[Exercise aim]: Please find every line in the entries below that contains the string "text", and copy it.

[Dataset records]:
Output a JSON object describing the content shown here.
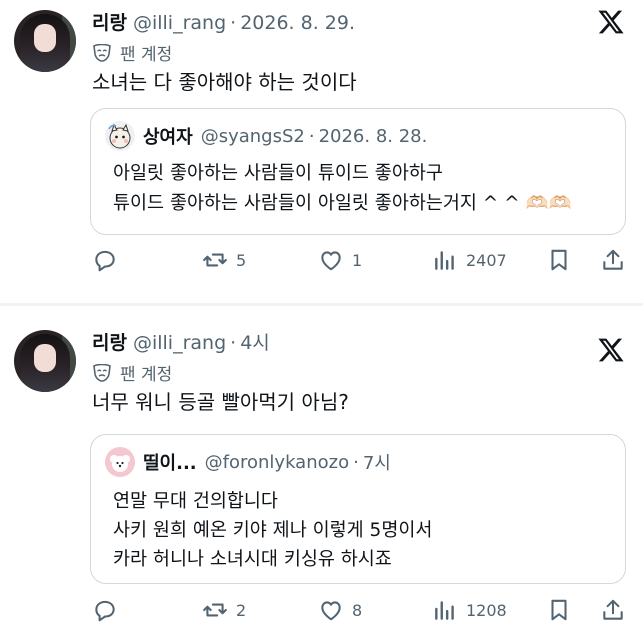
{
  "tweets": [
    {
      "author": {
        "name": "리랑",
        "handle": "@illi_rang",
        "time": "2026. 8. 29.",
        "badge": "팬 계정"
      },
      "text": "소녀는 다 좋아해야 하는 것이다",
      "quote": {
        "author": {
          "name": "상여자",
          "handle": "@syangsS2",
          "time": "2026. 8. 28."
        },
        "lines": [
          "아일릿 좋아하는 사람들이 튜이드 좋아하구",
          "튜이드 좋아하는 사람들이 아일릿 좋아하는거지 ^ ^ 🫶🏻🫶🏻"
        ]
      },
      "actions": {
        "reply": "",
        "retweets": "5",
        "likes": "1",
        "views": "2407"
      }
    },
    {
      "author": {
        "name": "리랑",
        "handle": "@illi_rang",
        "time": "4시",
        "badge": "팬 계정"
      },
      "text": "너무 워니 등골 빨아먹기 아님?",
      "quote": {
        "author": {
          "name": "띨이...",
          "handle": "@foronlykanozo",
          "time": "7시"
        },
        "lines": [
          "연말 무대 건의합니다",
          "사키 원희 예온 키야 제나 이렇게 5명이서",
          "카라 허니나 소녀시대 키싱유 하시죠"
        ]
      },
      "actions": {
        "reply": "",
        "retweets": "2",
        "likes": "8",
        "views": "1208"
      }
    }
  ],
  "icons": [
    "x-logo-icon",
    "mask-icon",
    "reply-icon",
    "retweet-icon",
    "like-icon",
    "views-icon",
    "bookmark-icon",
    "share-icon"
  ],
  "colors": {
    "text": "#0f1419",
    "secondary": "#536471",
    "border": "#cfd9de",
    "separator": "#eff3f4"
  }
}
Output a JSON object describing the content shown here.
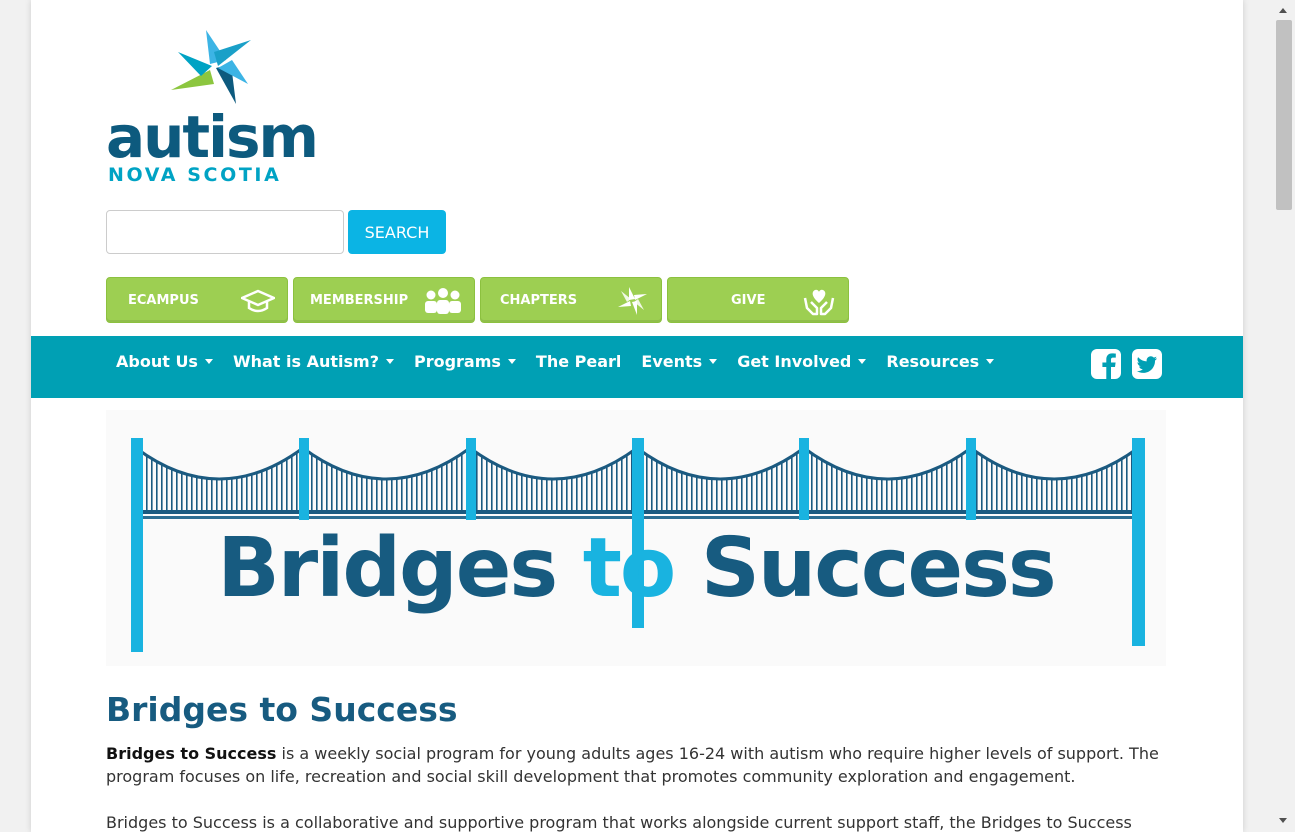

[Reply to the task]:
      "text": "소녀는 다 좋아해야 하는 것이다",
      "text": "너무 워니 등골 빨아먹기 아님?",
    "text": "#0f1419",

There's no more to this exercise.